Development of the infrastructure of environmentally friendly public transportThe two specific objectives are (1) widening of trams infrastructure, (2) increase of number of environmentally friendly public busses. Promotes passenger shift to user convenient public transport. Investments are co-financed by Cohesion Fund within the National Operational Programme “Growth and Employment 2014-2020”. MediumLink
Electromobility DevelopmentCurrent implementation of country-wide electric vehicles’ fast charging infrastructure is on-going, co-financed by the ERDF within the National Operational Programme “Growth and Employment” (NOP) 2014-2020 planning period.MediumLink
Railway electrificationElectrification of Latvia railway will promote the energy efficiency in railway sector. By 31 December 2023 the 1st phase (electrification of 300 km, direction from Riga to Russia and Belarus) is planned to be completed. Co-financed by Cohesion Fund within the National Operational Programme “Growth and Employment”.HighLink
Source: MURE

Industry

The energy consumption in industry increased by 2.2% per year. The consumption increase was mainly brought about by two branches: non-metallic minerals by 6% per year and wood and wood products by 25% per year; the later absorbs 60% of the energy consumption of the manufacturing sector. 



Figure 11: Final energy consumption by branch

Source: ODYSSEE, steel including blast furnaces

Though steel production decreased considerably since 2014, the previous period revealed the positive effect of improving and replacing technologies on the unit consumption of this branch.   

Figure 12: Unit consumption of energy‐intensive products (toe/t)

Source: ODYSSEE

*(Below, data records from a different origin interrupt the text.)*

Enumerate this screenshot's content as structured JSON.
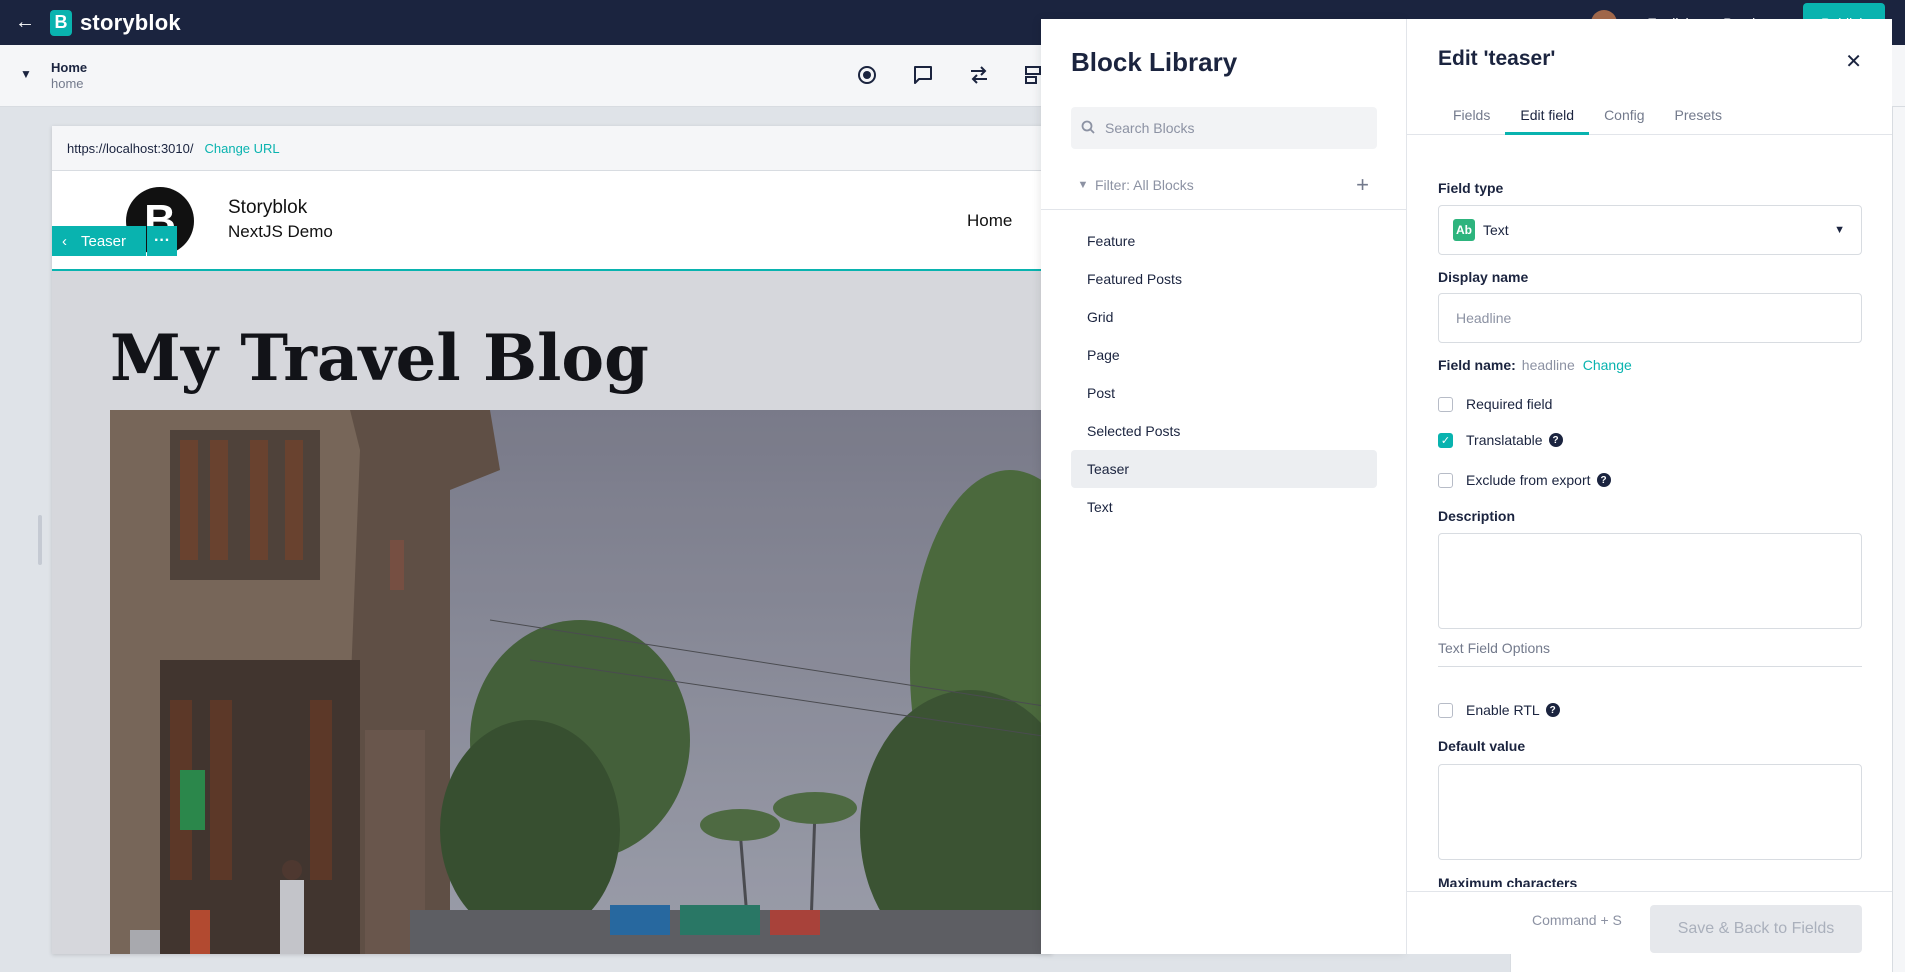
{
  "topbar": {
    "brand": "storyblok",
    "logo_letter": "B",
    "language": "English",
    "mode": "Preview",
    "publish_label": "Publish"
  },
  "story": {
    "title": "Home",
    "slug": "home"
  },
  "preview": {
    "url": "https://localhost:3010/",
    "change_url_label": "Change URL",
    "site_name": "Storyblok",
    "site_sub": "NextJS Demo",
    "nav_home": "Home",
    "teaser_label": "Teaser",
    "teaser_more": "···",
    "blog_title": "My Travel Blog",
    "logo_letter": "B"
  },
  "block_library": {
    "title": "Block Library",
    "search_placeholder": "Search Blocks",
    "filter_label": "Filter: All Blocks",
    "items": [
      {
        "label": "Feature"
      },
      {
        "label": "Featured Posts"
      },
      {
        "label": "Grid"
      },
      {
        "label": "Page"
      },
      {
        "label": "Post"
      },
      {
        "label": "Selected Posts"
      },
      {
        "label": "Teaser",
        "active": true
      },
      {
        "label": "Text"
      }
    ]
  },
  "edit_panel": {
    "title": "Edit 'teaser'",
    "tabs": [
      {
        "label": "Fields"
      },
      {
        "label": "Edit field",
        "active": true
      },
      {
        "label": "Config"
      },
      {
        "label": "Presets"
      }
    ],
    "field_type_label": "Field type",
    "field_type_badge": "Ab",
    "field_type_value": "Text",
    "display_name_label": "Display name",
    "display_name_placeholder": "Headline",
    "field_name_label": "Field name:",
    "field_name_value": "headline",
    "field_name_change": "Change",
    "required_label": "Required field",
    "required_checked": false,
    "translatable_label": "Translatable",
    "translatable_checked": true,
    "exclude_label": "Exclude from export",
    "exclude_checked": false,
    "description_label": "Description",
    "text_field_options_label": "Text Field Options",
    "enable_rtl_label": "Enable RTL",
    "enable_rtl_checked": false,
    "default_value_label": "Default value",
    "max_chars_label": "Maximum characters",
    "shortcut_label": "Command + S",
    "save_label": "Save & Back to Fields"
  },
  "colors": {
    "accent": "#09b3af",
    "topbar_bg": "#1b243f",
    "text_badge": "#2db47d"
  }
}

Since 2000 final energy consumption increased by 2.2%/year driven by a growth in activity (0.49 Mtoe) and other factors (0.17 Mtoe). Such effects have been offset by energy savings (0.42 Mtoe) due to technical improvements of the machineries and processes. The share in the final energy of 5 energy intensive branches decreased by about 19 percentage points. 


Figure 13: Main drivers of the energy consumption variation in industry

Source: ODYSSEE

A mix of investment support, regulation, information measures is used. Currently, over the 2014-2020 planning period, the energy efficiency investments in the manufacturing industry are co-financed by national operational programmes. In turn, the State Development Finance Institution ALTUM provides complementary measures.  High attention to energy efficiency in industry is paid by "National Energy-Climate Plan 2030". 

  

Table 4: Policies and measures in industry

MeasuresDescriptionExpected savings, impact evaluationMore information available
Efficient use of energy resources, reduction of energy consumption and transfer to RES in manufacturing industryIn the period 2010-2015 the measures to increase EE in Industry was co-financed by the national green investment scheme (revenues from emissions trading under UFCCC Kyoto Protocol). Over the 2014-2020 planning period, the investments to improve EE in manufacturing industry are co-financed by Cohesion Fund within the National Operational Programme “Growth and Employment”. HighLink
Investments to Improve Energy Efficiency in Food Processing EnterprisesOver the 2014-2020 planning period, the investments to improve EE in food processing industry are co-financed by EAFRD within the National Rural Development ProgrammeMediumLink
ALTUM programmesThe State-owned Development Finance Institution “ALTUM” provides complementary programmes for energy efficiency, such as issue of green bonds (IND-LV3877), grants for energy audits (IND-LV3896).HighLink
Source: MURE